Elias Basil Michael Kulukundis
July 23, 1937 – July 3, 2020
Beloved father, brother, and friend, Elias strived from an early age to bridge the cultures of Greece and America. He was a writer and natural storyteller who resisted the military dictatorship in Greece during the 1960s, and continued to lead an adventurous life across multiple continents while maintaining a successful career in shipping, his family’s business.
Born in London on July 23, 1937, Elias emigrated with his parents to the United States via Greece in 1940. He attended Rye Country Day School and graduated from the Phillips Exeter Academy. He received a B.A. and a Master’s degree in Education from Harvard University in 1959, and later returned to Exeter as a faculty member in the English Department. Elias was fluent in Russian and translated “Both Sides of The Ocean” by Victor Nekrasov during the Soviet era.
Elias’ first book The Feasts of Memory: a Journey to a Greek Island (Holt Rinehart & Winston, 1967) is a delightful account of his first visit to the small island of Kasos, the birthplace of his ancestors. The New Yorker called it “… funny and most engaging … an excellent anecdotal history of Kasiot lore … a beautiful and imaginative exploration of a writer’s relationship to his origins.”

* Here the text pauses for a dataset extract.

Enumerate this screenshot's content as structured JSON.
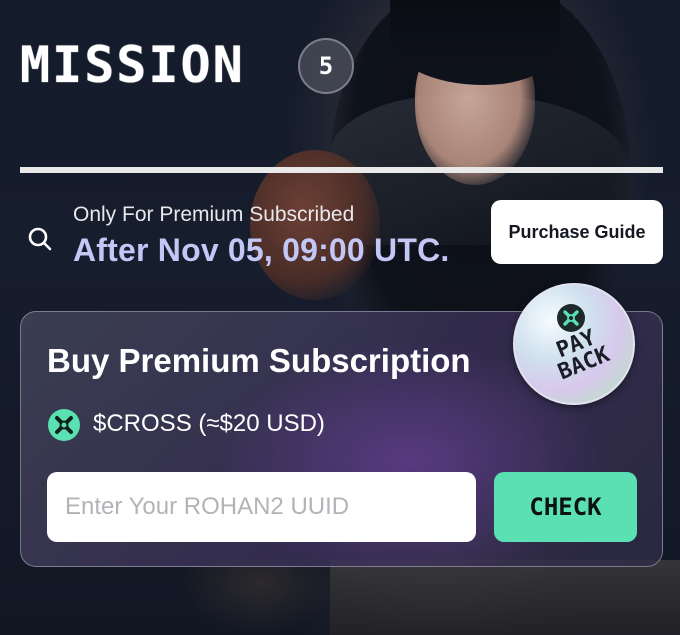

During the military dictatorship in Greece 1967-1974, he staged a daring rescue of George Mylonas, minister of Education of the deposed government and father of his first wife, Eleni. George Mylonas was held as a political prisoner under house arrest on the distant island of Amorgos and was the only exiled politician who managed to escape his captors. The story of the prisoner of Amorgos was covered by the New York Times, first by a New York Times Magazine article by Nicholas Gage which preceded the actual rescue, followed by a front page report of the rescue itself. That adventure became the basis of his second book The Amorgos Conspiracy.
Elias became a father with his second wife, Lucy Platt who died when their daughter Delia was 6 years old. He raised his daughter on his own while he continued to travel and to write. He published two more books, First Passage and Bold Coasts, as well as Greek versions of The Amorgos Conspiracy and of Bold Coasts. He wrote numerous articles, maintained a blog, and wrote the operetta Three Brides for Kasos while also pursuing a successful shipping career.

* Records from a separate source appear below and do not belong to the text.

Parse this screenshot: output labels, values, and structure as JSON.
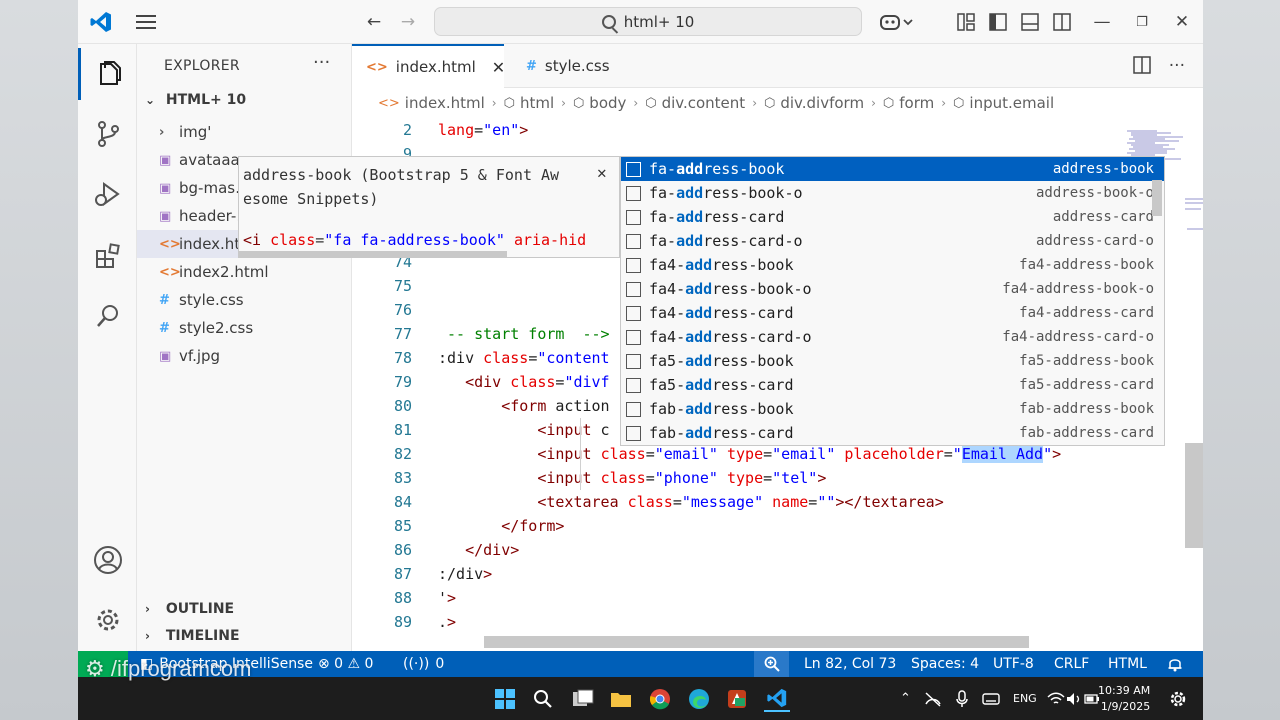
{
  "titlebar": {
    "search_text": "html+ 10"
  },
  "sidebar": {
    "title": "EXPLORER",
    "folder": "HTML+ 10",
    "items": [
      {
        "label": "img'",
        "icon": "chevron-right-icon",
        "glyph": "›"
      },
      {
        "label": "avataaa…",
        "icon": "image-file-icon",
        "glyph": "▣"
      },
      {
        "label": "bg-mas…",
        "icon": "image-file-icon",
        "glyph": "▣"
      },
      {
        "label": "header-…",
        "icon": "image-file-icon",
        "glyph": "▣"
      },
      {
        "label": "index.ht…",
        "icon": "html-file-icon",
        "glyph": "<>"
      },
      {
        "label": "index2.html",
        "icon": "html-file-icon",
        "glyph": "<>"
      },
      {
        "label": "style.css",
        "icon": "css-file-icon",
        "glyph": "#"
      },
      {
        "label": "style2.css",
        "icon": "css-file-icon",
        "glyph": "#"
      },
      {
        "label": "vf.jpg",
        "icon": "image-file-icon",
        "glyph": "▣"
      }
    ],
    "outline": "OUTLINE",
    "timeline": "TIMELINE"
  },
  "tabs": [
    {
      "label": "index.html",
      "icon": "html-file-icon",
      "glyph": "<>",
      "close": "✕"
    },
    {
      "label": "style.css",
      "icon": "css-file-icon",
      "glyph": "#"
    }
  ],
  "breadcrumb": [
    "index.html",
    "html",
    "body",
    "div.content",
    "div.divform",
    "form",
    "input.email"
  ],
  "code_lines": [
    {
      "n": "2",
      "text": "lang=\"en\">"
    },
    {
      "n": "9",
      "text": ""
    },
    {
      "n": "74",
      "text": ""
    },
    {
      "n": "75",
      "text": ""
    },
    {
      "n": "76",
      "text": ""
    },
    {
      "n": "77",
      "text": " -- start form  -->"
    },
    {
      "n": "78",
      "text": ":div class=\"content"
    },
    {
      "n": "79",
      "text": "   <div class=\"divf"
    },
    {
      "n": "80",
      "text": "       <form action"
    },
    {
      "n": "81",
      "text": "           <input c"
    },
    {
      "n": "82",
      "text": "           <input class=\"email\" type=\"email\" placeholder=\"Email Add\">"
    },
    {
      "n": "83",
      "text": "           <input class=\"phone\" type=\"tel\">"
    },
    {
      "n": "84",
      "text": "           <textarea class=\"message\" name=\"\"></textarea>"
    },
    {
      "n": "85",
      "text": "       </form>"
    },
    {
      "n": "86",
      "text": "   </div>"
    },
    {
      "n": "87",
      "text": ":/div>"
    },
    {
      "n": "88",
      "text": "'>"
    },
    {
      "n": "89",
      "text": ".>"
    }
  ],
  "hover": {
    "title": "address-book (Bootstrap 5 & Font Aw esome Snippets)",
    "close": "✕",
    "code": "<i class=\"fa fa-address-book\" aria-hid"
  },
  "suggestions": [
    {
      "pre": "fa-",
      "match": "add",
      "post": "ress-book",
      "detail": "address-book"
    },
    {
      "pre": "fa-",
      "match": "add",
      "post": "ress-book-o",
      "detail": "address-book-o"
    },
    {
      "pre": "fa-",
      "match": "add",
      "post": "ress-card",
      "detail": "address-card"
    },
    {
      "pre": "fa-",
      "match": "add",
      "post": "ress-card-o",
      "detail": "address-card-o"
    },
    {
      "pre": "fa4-",
      "match": "add",
      "post": "ress-book",
      "detail": "fa4-address-book"
    },
    {
      "pre": "fa4-",
      "match": "add",
      "post": "ress-book-o",
      "detail": "fa4-address-book-o"
    },
    {
      "pre": "fa4-",
      "match": "add",
      "post": "ress-card",
      "detail": "fa4-address-card"
    },
    {
      "pre": "fa4-",
      "match": "add",
      "post": "ress-card-o",
      "detail": "fa4-address-card-o"
    },
    {
      "pre": "fa5-",
      "match": "add",
      "post": "ress-book",
      "detail": "fa5-address-book"
    },
    {
      "pre": "fa5-",
      "match": "add",
      "post": "ress-card",
      "detail": "fa5-address-card"
    },
    {
      "pre": "fab-",
      "match": "add",
      "post": "ress-book",
      "detail": "fab-address-book"
    },
    {
      "pre": "fab-",
      "match": "add",
      "post": "ress-card",
      "detail": "fab-address-card"
    }
  ],
  "status": {
    "extension": "Bootstrap IntelliSense",
    "errors": "⊗ 0 ⚠ 0",
    "ports": "0",
    "position": "Ln 82, Col 73",
    "spaces": "Spaces: 4",
    "encoding": "UTF-8",
    "eol": "CRLF",
    "language": "HTML"
  },
  "taskbar": {
    "lang": "ENG",
    "time": "10:39 AM",
    "date": "1/9/2025"
  },
  "watermark": "/ifprogramcom",
  "colors": {
    "accent": "#005fb8",
    "statusbar": "#005fb8",
    "selection": "#0060c0"
  }
}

Elias supported and mentored younger writers, and established the George Bennett Fellowship for writers in residence at Exeter in memory of his beloved English teacher. He loved bringing people together, especially to tell stories. His friends remember his ability to converse on multiple subjects, and the sense that he deeply cared about other people and their thoughts and ideas. He had a heartfelt laugh and a deep baritone singing voice which he cultivated accompanying himself on the piano.
Elias continued his adventurous and semi-nomadic lifestyle into his 80s, splitting his time between New York, Berlin and Syros. He passed away on July 3, 2020, at his home in Syros, Greece from complications from prostate cancer. He is survived by his daughter Delia and son-in-law Matthew Fowles Kulukundis, his brother and sister-in-law Stathes and Koula Kulukundis, his first wife and lifelong friend Eleni Mylonas, multiple nieces and nephews, and numerous friends around the world. The family will be holding a memorial service at a date to be determined once public health conditions allow.
“The Feasts of Memory by Elias Kulukundis is a rich literary banquet. It’s a fascinating travel memoir that echoes the writings on Greece of Henry Miller and Lawrence Durrell, a revealing family chronicle of one of the great Greek shipping dynasties, and a sharply etched portrait of Aegean life as it was lived for centuries but is now rapidly fading away.” – Nicholas Gage
“Elias Kulukundis is a born storyteller, one of those rare and enchanting people who instinctively disentangle the essential story from the confusion of … events, choose the most striking elements, cherish its principal characters, and give it a new lease on life.” – Helen Vlachos, The Spectator
“Elias Kulukundis brilliantly captures a rich and complex world at a dangerous and critical time. He takes the reader inside a Greek shipping family, inside Greek politics, inside a plot to free a prisoner under the Colonels, and inside a questing and adventurous Greek-American’s heart. The Amorgos Conspiracy is a page-turner.” – Arianna Huffington, publisher, The Huffington Post